Mayo Call for Abstracts

Submitted by: Chrysanthe M. Yates | Program Director | Mayo Clinic Lyndra P. Daniel Center for Humanities in Medicine

Georgetown Arts and Humanities Logo

Georgetown Lombardi Arts and Humanities Launches Newsletter

We love to see the wonderful work happening in arts in health programs across the country.

Click through the image below to read the full newsletter, featuring information about the Georgetown Lombardi Arts and Humanities program, the recent Music as Medicine Symposium, new partnerships, and more!

Image of Georgetown Arts and Humanities Newsletter

Announcing our 2018 Conference Keynote Speaker


The NOAH 2018 Conference Keynote Speaker is Dr. Daisy Fancourt, Wellcome Research Fellow, Department of Behavioural Science and Health, University College London

Dr. Fancourt specializes in psychoneuroimmunology and epidemiology, exploring the effects of arts and cultural engagement on neuro-immune responses, clinical conditions and population health outcomes.

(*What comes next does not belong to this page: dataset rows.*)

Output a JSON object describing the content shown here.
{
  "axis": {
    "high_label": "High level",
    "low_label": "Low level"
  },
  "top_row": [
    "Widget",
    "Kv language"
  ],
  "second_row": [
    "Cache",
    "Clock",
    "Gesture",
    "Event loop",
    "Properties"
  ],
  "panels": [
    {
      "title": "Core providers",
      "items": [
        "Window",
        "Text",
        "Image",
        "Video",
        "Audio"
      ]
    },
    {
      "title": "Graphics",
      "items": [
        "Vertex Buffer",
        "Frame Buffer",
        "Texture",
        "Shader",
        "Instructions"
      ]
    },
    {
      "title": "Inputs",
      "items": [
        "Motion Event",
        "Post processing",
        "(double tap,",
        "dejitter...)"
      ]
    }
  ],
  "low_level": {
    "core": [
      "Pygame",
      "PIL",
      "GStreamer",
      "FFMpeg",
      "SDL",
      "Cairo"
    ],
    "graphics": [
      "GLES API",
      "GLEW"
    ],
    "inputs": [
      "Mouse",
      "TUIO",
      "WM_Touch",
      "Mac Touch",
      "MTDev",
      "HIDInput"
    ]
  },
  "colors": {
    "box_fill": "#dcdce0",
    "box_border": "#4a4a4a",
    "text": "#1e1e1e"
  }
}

She is Deputy Chair of the Royal Society for Public Health’s Special Interest Group in Arts and Health, Chair of the International Arts Health Early Career Research Network and Co-Director of the UK-Florida Arts Health Research Intensive training program. She is also a World Economic Forum Global Shaper and BBC New Generation Thinker, through which she presents radio and TV programs on arts and science.

Keynote: Cross-Disciplinary Research in Arts and Health 

Tuesday, October 9, 2018  |  4:15 PM – 5:15 PM

This keynote address will explore psychological, physiological, social and behavioral research about the impact of the arts on our health and consider future research directions in the field.

To find more information and to register for our 2018 conference CLICK HERE.

NOAH Members save $100 on conference registration! Become a member today!